• EXERCISE BRIEF:
The entries that follow should be reproduced exactly, with no images carried over.

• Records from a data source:
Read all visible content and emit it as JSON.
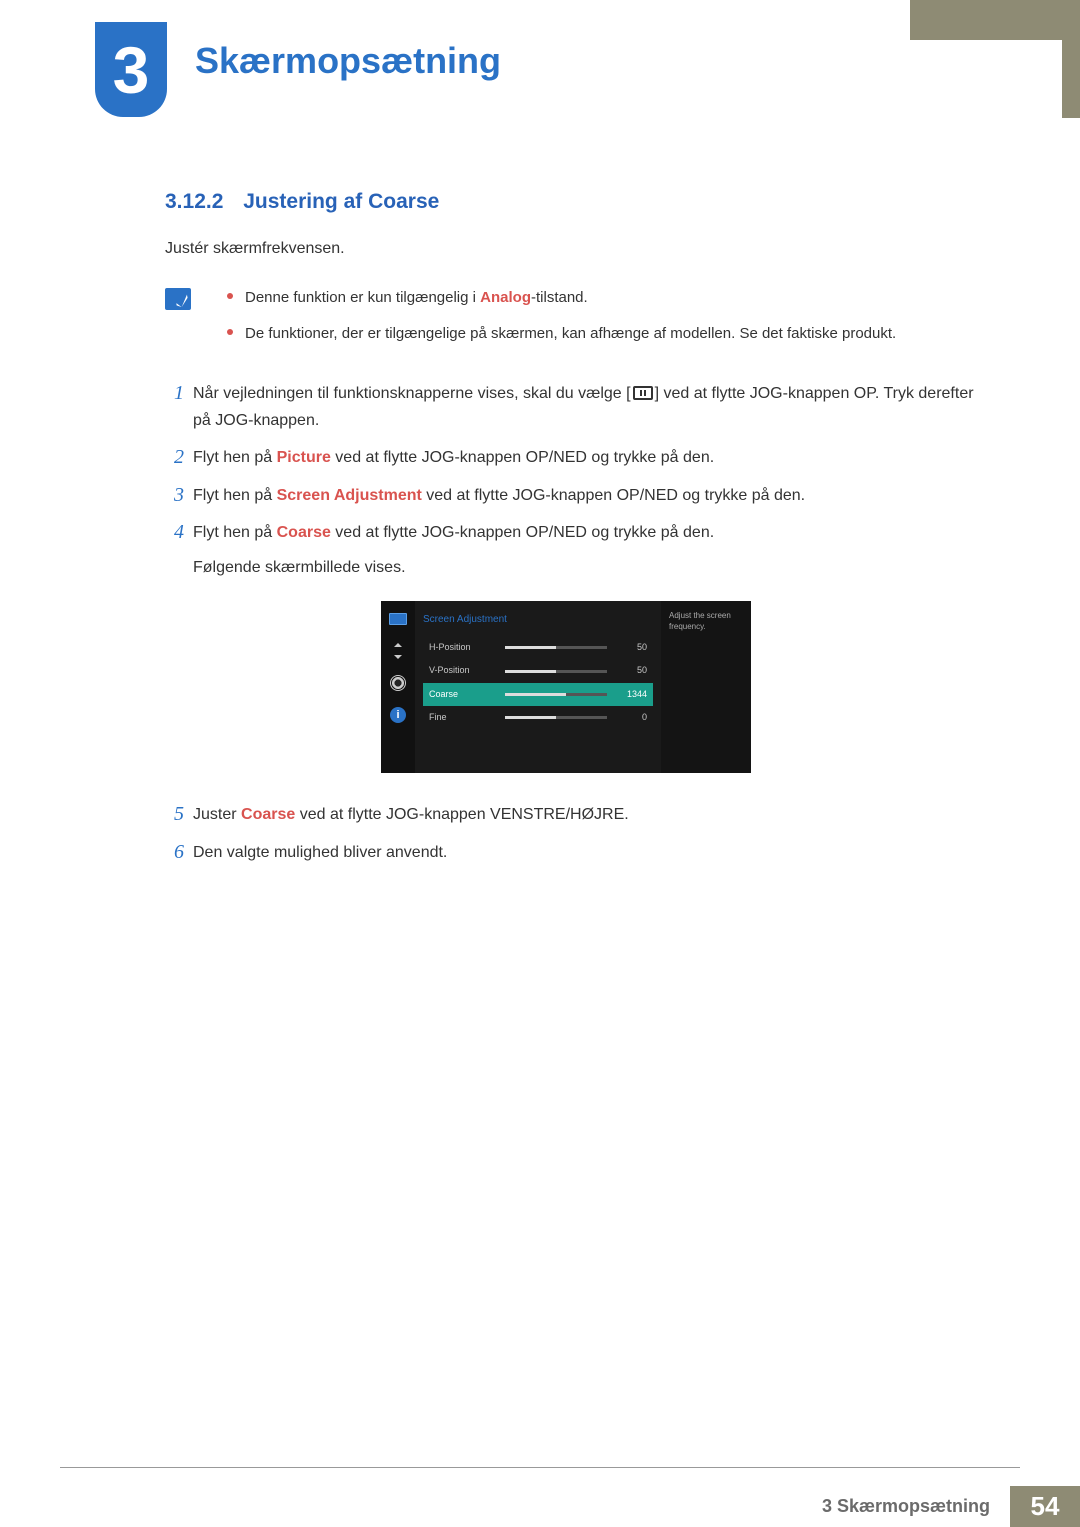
{
  "chapter": {
    "number": "3",
    "title": "Skærmopsætning"
  },
  "section": {
    "number": "3.12.2",
    "title": "Justering af Coarse"
  },
  "intro": "Justér skærmfrekvensen.",
  "notes": {
    "n1a": "Denne funktion er kun tilgængelig i ",
    "n1b": "Analog",
    "n1c": "-tilstand.",
    "n2": "De funktioner, der er tilgængelige på skærmen, kan afhænge af modellen. Se det faktiske produkt."
  },
  "steps": {
    "s1a": "Når vejledningen til funktionsknapperne vises, skal du vælge [",
    "s1b": "] ved at flytte JOG-knappen OP. Tryk derefter på JOG-knappen.",
    "s2a": "Flyt hen på ",
    "s2b": "Picture",
    "s2c": " ved at flytte JOG-knappen OP/NED og trykke på den.",
    "s3a": "Flyt hen på ",
    "s3b": "Screen Adjustment",
    "s3c": " ved at flytte JOG-knappen OP/NED og trykke på den.",
    "s4a": "Flyt hen på ",
    "s4b": "Coarse",
    "s4c": " ved at flytte JOG-knappen OP/NED og trykke på den.",
    "s4d": "Følgende skærmbillede vises.",
    "s5a": "Juster ",
    "s5b": "Coarse",
    "s5c": " ved at flytte JOG-knappen VENSTRE/HØJRE.",
    "s6": "Den valgte mulighed bliver anvendt."
  },
  "osd": {
    "title": "Screen Adjustment",
    "help": "Adjust the screen frequency.",
    "rows": [
      {
        "label": "H-Position",
        "value": "50",
        "pct": 50,
        "sel": false
      },
      {
        "label": "V-Position",
        "value": "50",
        "pct": 50,
        "sel": false
      },
      {
        "label": "Coarse",
        "value": "1344",
        "pct": 60,
        "sel": true
      },
      {
        "label": "Fine",
        "value": "0",
        "pct": 50,
        "sel": false
      }
    ],
    "infoGlyph": "i"
  },
  "footer": {
    "label": "3 Skærmopsætning",
    "page": "54"
  }
}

• TASK OUTPUT:
Read all visible content and emit it as JSON.
{
  "chapter": {
    "number": "3",
    "title": "Skærmopsætning"
  },
  "section": {
    "number": "3.12.2",
    "title": "Justering af Coarse"
  },
  "intro": "Justér skærmfrekvensen.",
  "notes": {
    "n1a": "Denne funktion er kun tilgængelig i ",
    "n1b": "Analog",
    "n1c": "-tilstand.",
    "n2": "De funktioner, der er tilgængelige på skærmen, kan afhænge af modellen. Se det faktiske produkt."
  },
  "steps": {
    "s1a": "Når vejledningen til funktionsknapperne vises, skal du vælge [",
    "s1b": "] ved at flytte JOG-knappen OP. Tryk derefter på JOG-knappen.",
    "s2a": "Flyt hen på ",
    "s2b": "Picture",
    "s2c": " ved at flytte JOG-knappen OP/NED og trykke på den.",
    "s3a": "Flyt hen på ",
    "s3b": "Screen Adjustment",
    "s3c": " ved at flytte JOG-knappen OP/NED og trykke på den.",
    "s4a": "Flyt hen på ",
    "s4b": "Coarse",
    "s4c": " ved at flytte JOG-knappen OP/NED og trykke på den.",
    "s4d": "Følgende skærmbillede vises.",
    "s5a": "Juster ",
    "s5b": "Coarse",
    "s5c": " ved at flytte JOG-knappen VENSTRE/HØJRE.",
    "s6": "Den valgte mulighed bliver anvendt."
  },
  "osd": {
    "title": "Screen Adjustment",
    "help": "Adjust the screen frequency.",
    "rows": [
      {
        "label": "H-Position",
        "value": "50",
        "pct": 50,
        "sel": false
      },
      {
        "label": "V-Position",
        "value": "50",
        "pct": 50,
        "sel": false
      },
      {
        "label": "Coarse",
        "value": "1344",
        "pct": 60,
        "sel": true
      },
      {
        "label": "Fine",
        "value": "0",
        "pct": 50,
        "sel": false
      }
    ],
    "infoGlyph": "i"
  },
  "footer": {
    "label": "3 Skærmopsætning",
    "page": "54"
  }
}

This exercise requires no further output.